▶ Assignment
Every record below is to be retyped exactly, with any pictures left out.

>>>

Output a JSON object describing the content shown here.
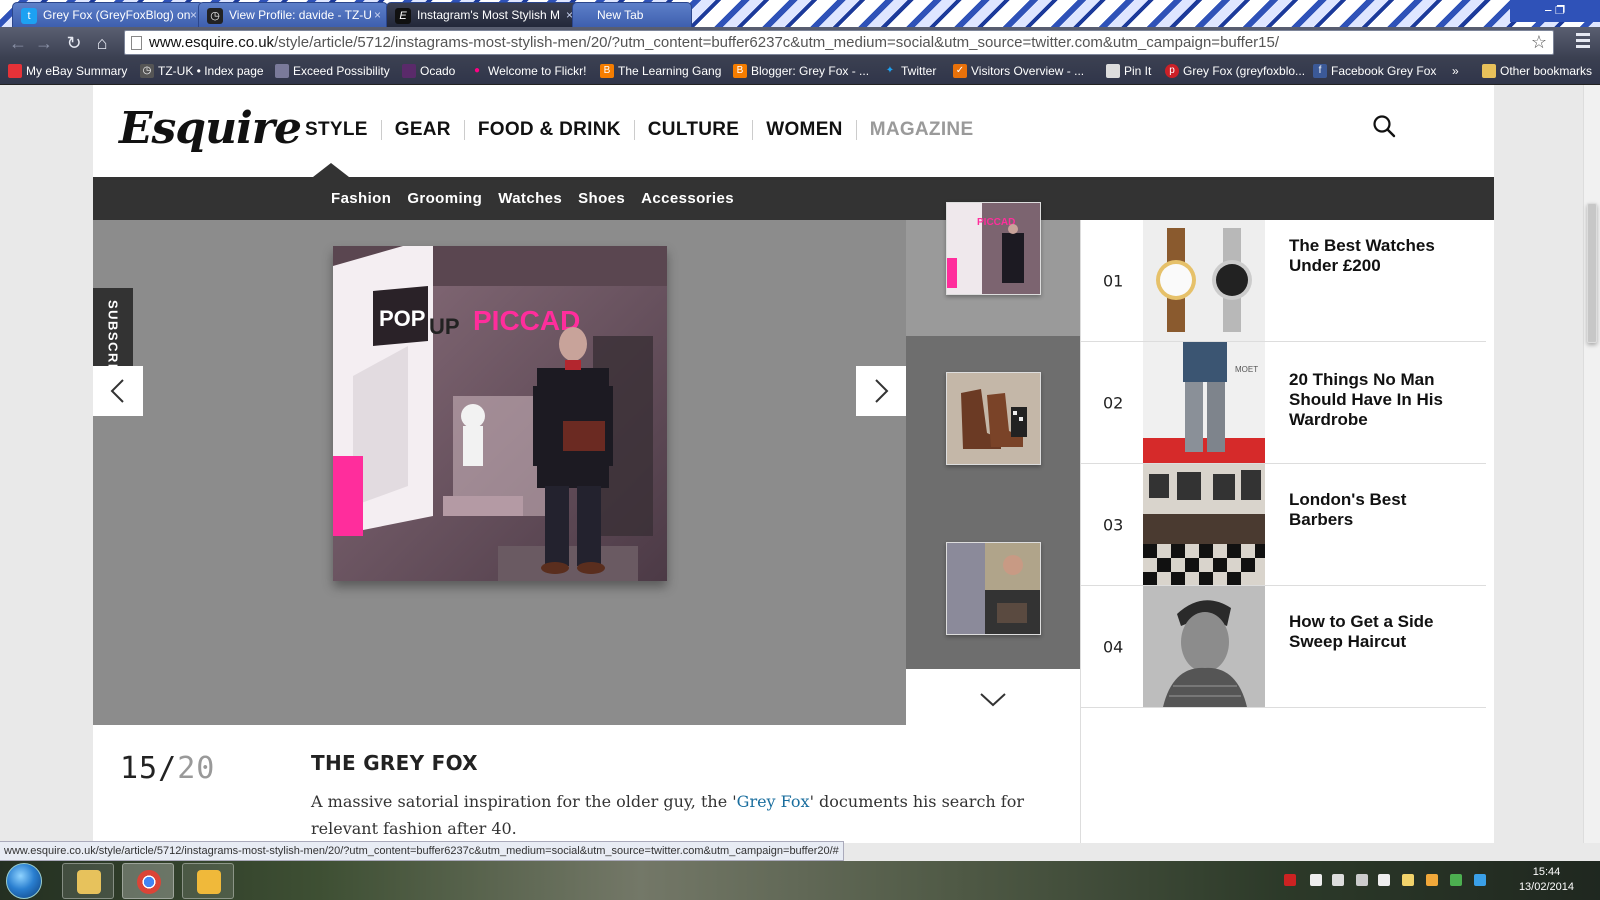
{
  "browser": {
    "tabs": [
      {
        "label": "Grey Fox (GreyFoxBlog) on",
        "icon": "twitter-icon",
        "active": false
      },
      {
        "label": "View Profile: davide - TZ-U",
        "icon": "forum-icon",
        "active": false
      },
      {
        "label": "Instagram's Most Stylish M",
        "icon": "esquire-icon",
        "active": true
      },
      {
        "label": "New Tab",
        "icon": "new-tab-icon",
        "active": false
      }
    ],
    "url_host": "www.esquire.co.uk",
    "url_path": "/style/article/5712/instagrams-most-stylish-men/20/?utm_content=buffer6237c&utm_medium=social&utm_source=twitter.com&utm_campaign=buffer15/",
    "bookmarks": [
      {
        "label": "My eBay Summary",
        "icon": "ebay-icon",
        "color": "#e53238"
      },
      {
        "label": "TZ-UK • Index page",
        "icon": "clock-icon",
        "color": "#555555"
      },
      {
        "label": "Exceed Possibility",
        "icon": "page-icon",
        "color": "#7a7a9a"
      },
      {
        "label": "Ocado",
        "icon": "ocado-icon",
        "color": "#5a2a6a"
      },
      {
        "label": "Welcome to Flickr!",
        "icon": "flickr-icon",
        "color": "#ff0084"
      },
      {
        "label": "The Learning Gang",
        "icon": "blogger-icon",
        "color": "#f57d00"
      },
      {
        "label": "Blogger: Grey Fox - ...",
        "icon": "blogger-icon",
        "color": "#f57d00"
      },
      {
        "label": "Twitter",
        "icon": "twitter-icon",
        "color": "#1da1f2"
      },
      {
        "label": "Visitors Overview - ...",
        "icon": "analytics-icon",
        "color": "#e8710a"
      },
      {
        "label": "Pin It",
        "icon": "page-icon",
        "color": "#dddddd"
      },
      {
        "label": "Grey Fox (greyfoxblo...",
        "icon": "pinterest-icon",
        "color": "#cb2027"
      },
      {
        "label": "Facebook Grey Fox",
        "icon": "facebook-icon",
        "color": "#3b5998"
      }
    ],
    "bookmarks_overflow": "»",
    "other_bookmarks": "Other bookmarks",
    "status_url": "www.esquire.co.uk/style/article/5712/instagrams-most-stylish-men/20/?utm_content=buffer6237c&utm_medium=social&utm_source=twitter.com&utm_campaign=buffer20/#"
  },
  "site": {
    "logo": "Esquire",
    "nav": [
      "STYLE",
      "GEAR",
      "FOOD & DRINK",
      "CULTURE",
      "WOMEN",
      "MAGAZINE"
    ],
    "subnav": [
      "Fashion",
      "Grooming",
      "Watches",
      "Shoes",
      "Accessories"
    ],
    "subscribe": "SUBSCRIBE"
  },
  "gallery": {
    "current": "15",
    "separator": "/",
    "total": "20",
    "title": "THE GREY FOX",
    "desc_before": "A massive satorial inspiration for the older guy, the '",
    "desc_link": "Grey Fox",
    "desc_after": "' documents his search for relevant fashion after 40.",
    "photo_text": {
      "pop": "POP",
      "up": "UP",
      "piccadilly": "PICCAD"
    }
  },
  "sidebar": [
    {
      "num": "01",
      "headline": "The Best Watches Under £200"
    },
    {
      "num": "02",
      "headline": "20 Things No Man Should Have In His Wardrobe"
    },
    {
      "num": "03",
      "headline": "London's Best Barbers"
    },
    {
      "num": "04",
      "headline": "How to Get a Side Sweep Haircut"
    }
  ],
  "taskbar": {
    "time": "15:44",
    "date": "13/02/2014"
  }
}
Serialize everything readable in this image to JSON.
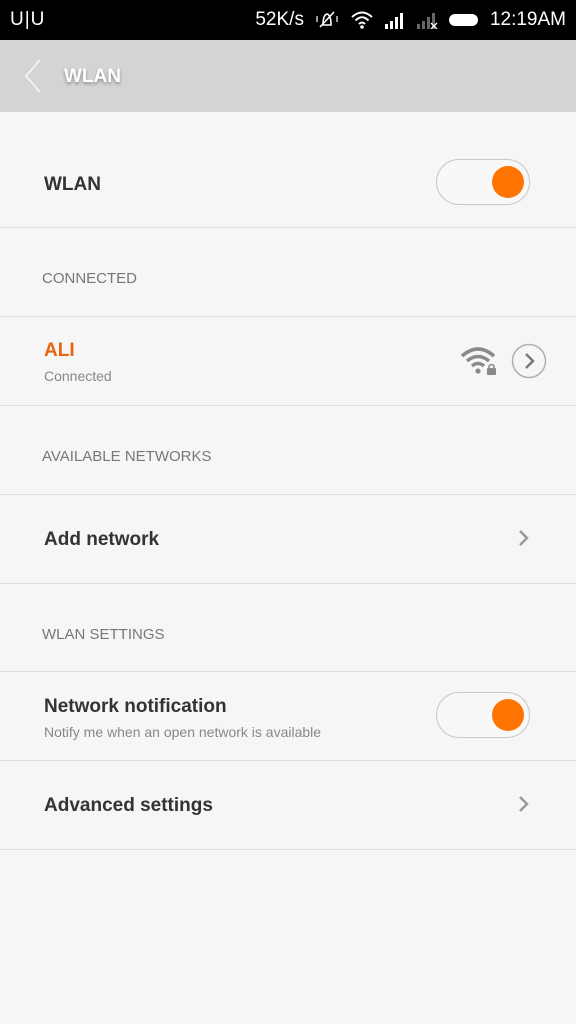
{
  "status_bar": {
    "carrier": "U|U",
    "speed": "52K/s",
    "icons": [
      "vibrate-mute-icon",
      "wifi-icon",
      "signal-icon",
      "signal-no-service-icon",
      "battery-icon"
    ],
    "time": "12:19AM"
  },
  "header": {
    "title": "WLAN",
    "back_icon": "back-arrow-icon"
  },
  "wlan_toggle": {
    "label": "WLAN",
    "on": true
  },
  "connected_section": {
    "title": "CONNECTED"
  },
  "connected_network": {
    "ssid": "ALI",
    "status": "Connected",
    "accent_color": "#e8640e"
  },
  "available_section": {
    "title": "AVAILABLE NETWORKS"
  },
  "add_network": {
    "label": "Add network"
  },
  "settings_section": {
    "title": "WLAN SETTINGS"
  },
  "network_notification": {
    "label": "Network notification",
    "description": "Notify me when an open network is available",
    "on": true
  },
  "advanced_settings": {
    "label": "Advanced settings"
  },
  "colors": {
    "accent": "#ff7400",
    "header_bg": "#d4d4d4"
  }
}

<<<

▶ Answer to the problem
Output a JSON object describing the content shown here.
{
  "browser": {
    "tabs": [
      {
        "label": "Grey Fox (GreyFoxBlog) on",
        "icon": "twitter-icon",
        "active": false
      },
      {
        "label": "View Profile: davide - TZ-U",
        "icon": "forum-icon",
        "active": false
      },
      {
        "label": "Instagram's Most Stylish M",
        "icon": "esquire-icon",
        "active": true
      },
      {
        "label": "New Tab",
        "icon": "new-tab-icon",
        "active": false
      }
    ],
    "url_host": "www.esquire.co.uk",
    "url_path": "/style/article/5712/instagrams-most-stylish-men/20/?utm_content=buffer6237c&utm_medium=social&utm_source=twitter.com&utm_campaign=buffer15/",
    "bookmarks": [
      {
        "label": "My eBay Summary",
        "icon": "ebay-icon",
        "color": "#e53238"
      },
      {
        "label": "TZ-UK • Index page",
        "icon": "clock-icon",
        "color": "#555555"
      },
      {
        "label": "Exceed Possibility",
        "icon": "page-icon",
        "color": "#7a7a9a"
      },
      {
        "label": "Ocado",
        "icon": "ocado-icon",
        "color": "#5a2a6a"
      },
      {
        "label": "Welcome to Flickr!",
        "icon": "flickr-icon",
        "color": "#ff0084"
      },
      {
        "label": "The Learning Gang",
        "icon": "blogger-icon",
        "color": "#f57d00"
      },
      {
        "label": "Blogger: Grey Fox - ...",
        "icon": "blogger-icon",
        "color": "#f57d00"
      },
      {
        "label": "Twitter",
        "icon": "twitter-icon",
        "color": "#1da1f2"
      },
      {
        "label": "Visitors Overview - ...",
        "icon": "analytics-icon",
        "color": "#e8710a"
      },
      {
        "label": "Pin It",
        "icon": "page-icon",
        "color": "#dddddd"
      },
      {
        "label": "Grey Fox (greyfoxblo...",
        "icon": "pinterest-icon",
        "color": "#cb2027"
      },
      {
        "label": "Facebook Grey Fox",
        "icon": "facebook-icon",
        "color": "#3b5998"
      }
    ],
    "bookmarks_overflow": "»",
    "other_bookmarks": "Other bookmarks",
    "status_url": "www.esquire.co.uk/style/article/5712/instagrams-most-stylish-men/20/?utm_content=buffer6237c&utm_medium=social&utm_source=twitter.com&utm_campaign=buffer20/#"
  },
  "site": {
    "logo": "Esquire",
    "nav": [
      "STYLE",
      "GEAR",
      "FOOD & DRINK",
      "CULTURE",
      "WOMEN",
      "MAGAZINE"
    ],
    "subnav": [
      "Fashion",
      "Grooming",
      "Watches",
      "Shoes",
      "Accessories"
    ],
    "subscribe": "SUBSCRIBE"
  },
  "gallery": {
    "current": "15",
    "separator": "/",
    "total": "20",
    "title": "THE GREY FOX",
    "desc_before": "A massive satorial inspiration for the older guy, the '",
    "desc_link": "Grey Fox",
    "desc_after": "' documents his search for relevant fashion after 40.",
    "photo_text": {
      "pop": "POP",
      "up": "UP",
      "piccadilly": "PICCAD"
    }
  },
  "sidebar": [
    {
      "num": "01",
      "headline": "The Best Watches Under £200"
    },
    {
      "num": "02",
      "headline": "20 Things No Man Should Have In His Wardrobe"
    },
    {
      "num": "03",
      "headline": "London's Best Barbers"
    },
    {
      "num": "04",
      "headline": "How to Get a Side Sweep Haircut"
    }
  ],
  "taskbar": {
    "time": "15:44",
    "date": "13/02/2014"
  }
}
Serialize everything readable in this image to JSON.
{
  "status_bar": {
    "carrier": "U|U",
    "speed": "52K/s",
    "icons": [
      "vibrate-mute-icon",
      "wifi-icon",
      "signal-icon",
      "signal-no-service-icon",
      "battery-icon"
    ],
    "time": "12:19AM"
  },
  "header": {
    "title": "WLAN",
    "back_icon": "back-arrow-icon"
  },
  "wlan_toggle": {
    "label": "WLAN",
    "on": true
  },
  "connected_section": {
    "title": "CONNECTED"
  },
  "connected_network": {
    "ssid": "ALI",
    "status": "Connected",
    "accent_color": "#e8640e"
  },
  "available_section": {
    "title": "AVAILABLE NETWORKS"
  },
  "add_network": {
    "label": "Add network"
  },
  "settings_section": {
    "title": "WLAN SETTINGS"
  },
  "network_notification": {
    "label": "Network notification",
    "description": "Notify me when an open network is available",
    "on": true
  },
  "advanced_settings": {
    "label": "Advanced settings"
  },
  "colors": {
    "accent": "#ff7400",
    "header_bg": "#d4d4d4"
  }
}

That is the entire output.